• [Element data from apps and pages]
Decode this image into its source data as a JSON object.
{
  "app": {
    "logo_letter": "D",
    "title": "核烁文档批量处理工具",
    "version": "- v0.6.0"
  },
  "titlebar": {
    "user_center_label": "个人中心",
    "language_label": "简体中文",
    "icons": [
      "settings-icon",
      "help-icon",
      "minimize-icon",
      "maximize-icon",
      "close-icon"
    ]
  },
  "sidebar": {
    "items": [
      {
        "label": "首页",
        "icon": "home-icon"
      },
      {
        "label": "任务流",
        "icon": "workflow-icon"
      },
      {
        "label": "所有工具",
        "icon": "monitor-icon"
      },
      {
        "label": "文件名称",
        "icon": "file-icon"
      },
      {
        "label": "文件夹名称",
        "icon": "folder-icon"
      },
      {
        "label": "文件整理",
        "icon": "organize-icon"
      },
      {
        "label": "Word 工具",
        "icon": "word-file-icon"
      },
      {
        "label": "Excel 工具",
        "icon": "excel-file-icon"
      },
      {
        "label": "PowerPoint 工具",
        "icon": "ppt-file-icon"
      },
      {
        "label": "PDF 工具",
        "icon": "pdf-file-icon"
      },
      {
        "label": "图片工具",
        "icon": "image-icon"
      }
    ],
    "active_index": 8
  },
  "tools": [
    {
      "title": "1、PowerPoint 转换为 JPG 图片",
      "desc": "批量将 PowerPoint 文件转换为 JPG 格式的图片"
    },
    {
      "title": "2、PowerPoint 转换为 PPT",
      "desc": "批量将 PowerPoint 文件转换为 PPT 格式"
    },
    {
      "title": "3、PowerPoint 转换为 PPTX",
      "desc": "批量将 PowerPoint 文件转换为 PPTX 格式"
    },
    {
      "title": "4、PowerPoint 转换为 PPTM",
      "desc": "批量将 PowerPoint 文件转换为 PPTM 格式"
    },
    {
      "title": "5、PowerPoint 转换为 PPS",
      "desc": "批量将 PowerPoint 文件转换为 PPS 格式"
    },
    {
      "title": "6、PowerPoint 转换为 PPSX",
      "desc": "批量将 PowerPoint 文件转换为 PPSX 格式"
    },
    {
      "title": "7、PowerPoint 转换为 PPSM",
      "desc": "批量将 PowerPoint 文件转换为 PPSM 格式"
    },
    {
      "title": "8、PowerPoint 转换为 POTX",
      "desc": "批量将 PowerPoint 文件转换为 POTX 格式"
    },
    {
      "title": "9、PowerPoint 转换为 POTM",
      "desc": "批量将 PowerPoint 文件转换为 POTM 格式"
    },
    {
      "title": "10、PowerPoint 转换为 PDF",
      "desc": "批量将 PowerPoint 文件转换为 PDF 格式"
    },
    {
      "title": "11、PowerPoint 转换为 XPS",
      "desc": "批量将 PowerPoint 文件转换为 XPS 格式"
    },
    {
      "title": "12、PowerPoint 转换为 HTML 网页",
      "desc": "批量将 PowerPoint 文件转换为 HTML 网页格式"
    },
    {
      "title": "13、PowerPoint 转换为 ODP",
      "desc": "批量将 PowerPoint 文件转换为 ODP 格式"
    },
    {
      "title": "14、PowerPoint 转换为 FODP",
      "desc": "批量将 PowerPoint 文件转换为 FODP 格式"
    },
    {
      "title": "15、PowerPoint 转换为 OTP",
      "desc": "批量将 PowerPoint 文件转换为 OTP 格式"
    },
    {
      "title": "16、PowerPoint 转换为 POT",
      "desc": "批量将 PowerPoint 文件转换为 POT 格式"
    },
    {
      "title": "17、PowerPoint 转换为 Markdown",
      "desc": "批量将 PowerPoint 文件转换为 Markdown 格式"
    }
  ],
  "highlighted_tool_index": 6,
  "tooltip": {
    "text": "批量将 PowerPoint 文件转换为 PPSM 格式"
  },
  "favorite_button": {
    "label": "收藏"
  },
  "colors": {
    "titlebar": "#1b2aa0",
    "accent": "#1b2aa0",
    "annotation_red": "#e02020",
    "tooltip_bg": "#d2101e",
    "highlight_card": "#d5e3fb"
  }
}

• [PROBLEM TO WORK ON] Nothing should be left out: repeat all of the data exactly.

• [RESPONSE]
Decode this image into its source data as a JSON object.
{
  "app": {
    "logo_letter": "D",
    "title": "核烁文档批量处理工具",
    "version": "- v0.6.0"
  },
  "titlebar": {
    "user_center_label": "个人中心",
    "language_label": "简体中文",
    "icons": [
      "settings-icon",
      "help-icon",
      "minimize-icon",
      "maximize-icon",
      "close-icon"
    ]
  },
  "sidebar": {
    "items": [
      {
        "label": "首页",
        "icon": "home-icon"
      },
      {
        "label": "任务流",
        "icon": "workflow-icon"
      },
      {
        "label": "所有工具",
        "icon": "monitor-icon"
      },
      {
        "label": "文件名称",
        "icon": "file-icon"
      },
      {
        "label": "文件夹名称",
        "icon": "folder-icon"
      },
      {
        "label": "文件整理",
        "icon": "organize-icon"
      },
      {
        "label": "Word 工具",
        "icon": "word-file-icon"
      },
      {
        "label": "Excel 工具",
        "icon": "excel-file-icon"
      },
      {
        "label": "PowerPoint 工具",
        "icon": "ppt-file-icon"
      },
      {
        "label": "PDF 工具",
        "icon": "pdf-file-icon"
      },
      {
        "label": "图片工具",
        "icon": "image-icon"
      }
    ],
    "active_index": 8
  },
  "tools": [
    {
      "title": "1、PowerPoint 转换为 JPG 图片",
      "desc": "批量将 PowerPoint 文件转换为 JPG 格式的图片"
    },
    {
      "title": "2、PowerPoint 转换为 PPT",
      "desc": "批量将 PowerPoint 文件转换为 PPT 格式"
    },
    {
      "title": "3、PowerPoint 转换为 PPTX",
      "desc": "批量将 PowerPoint 文件转换为 PPTX 格式"
    },
    {
      "title": "4、PowerPoint 转换为 PPTM",
      "desc": "批量将 PowerPoint 文件转换为 PPTM 格式"
    },
    {
      "title": "5、PowerPoint 转换为 PPS",
      "desc": "批量将 PowerPoint 文件转换为 PPS 格式"
    },
    {
      "title": "6、PowerPoint 转换为 PPSX",
      "desc": "批量将 PowerPoint 文件转换为 PPSX 格式"
    },
    {
      "title": "7、PowerPoint 转换为 PPSM",
      "desc": "批量将 PowerPoint 文件转换为 PPSM 格式"
    },
    {
      "title": "8、PowerPoint 转换为 POTX",
      "desc": "批量将 PowerPoint 文件转换为 POTX 格式"
    },
    {
      "title": "9、PowerPoint 转换为 POTM",
      "desc": "批量将 PowerPoint 文件转换为 POTM 格式"
    },
    {
      "title": "10、PowerPoint 转换为 PDF",
      "desc": "批量将 PowerPoint 文件转换为 PDF 格式"
    },
    {
      "title": "11、PowerPoint 转换为 XPS",
      "desc": "批量将 PowerPoint 文件转换为 XPS 格式"
    },
    {
      "title": "12、PowerPoint 转换为 HTML 网页",
      "desc": "批量将 PowerPoint 文件转换为 HTML 网页格式"
    },
    {
      "title": "13、PowerPoint 转换为 ODP",
      "desc": "批量将 PowerPoint 文件转换为 ODP 格式"
    },
    {
      "title": "14、PowerPoint 转换为 FODP",
      "desc": "批量将 PowerPoint 文件转换为 FODP 格式"
    },
    {
      "title": "15、PowerPoint 转换为 OTP",
      "desc": "批量将 PowerPoint 文件转换为 OTP 格式"
    },
    {
      "title": "16、PowerPoint 转换为 POT",
      "desc": "批量将 PowerPoint 文件转换为 POT 格式"
    },
    {
      "title": "17、PowerPoint 转换为 Markdown",
      "desc": "批量将 PowerPoint 文件转换为 Markdown 格式"
    }
  ],
  "highlighted_tool_index": 6,
  "tooltip": {
    "text": "批量将 PowerPoint 文件转换为 PPSM 格式"
  },
  "favorite_button": {
    "label": "收藏"
  },
  "colors": {
    "titlebar": "#1b2aa0",
    "accent": "#1b2aa0",
    "annotation_red": "#e02020",
    "tooltip_bg": "#d2101e",
    "highlight_card": "#d5e3fb"
  }
}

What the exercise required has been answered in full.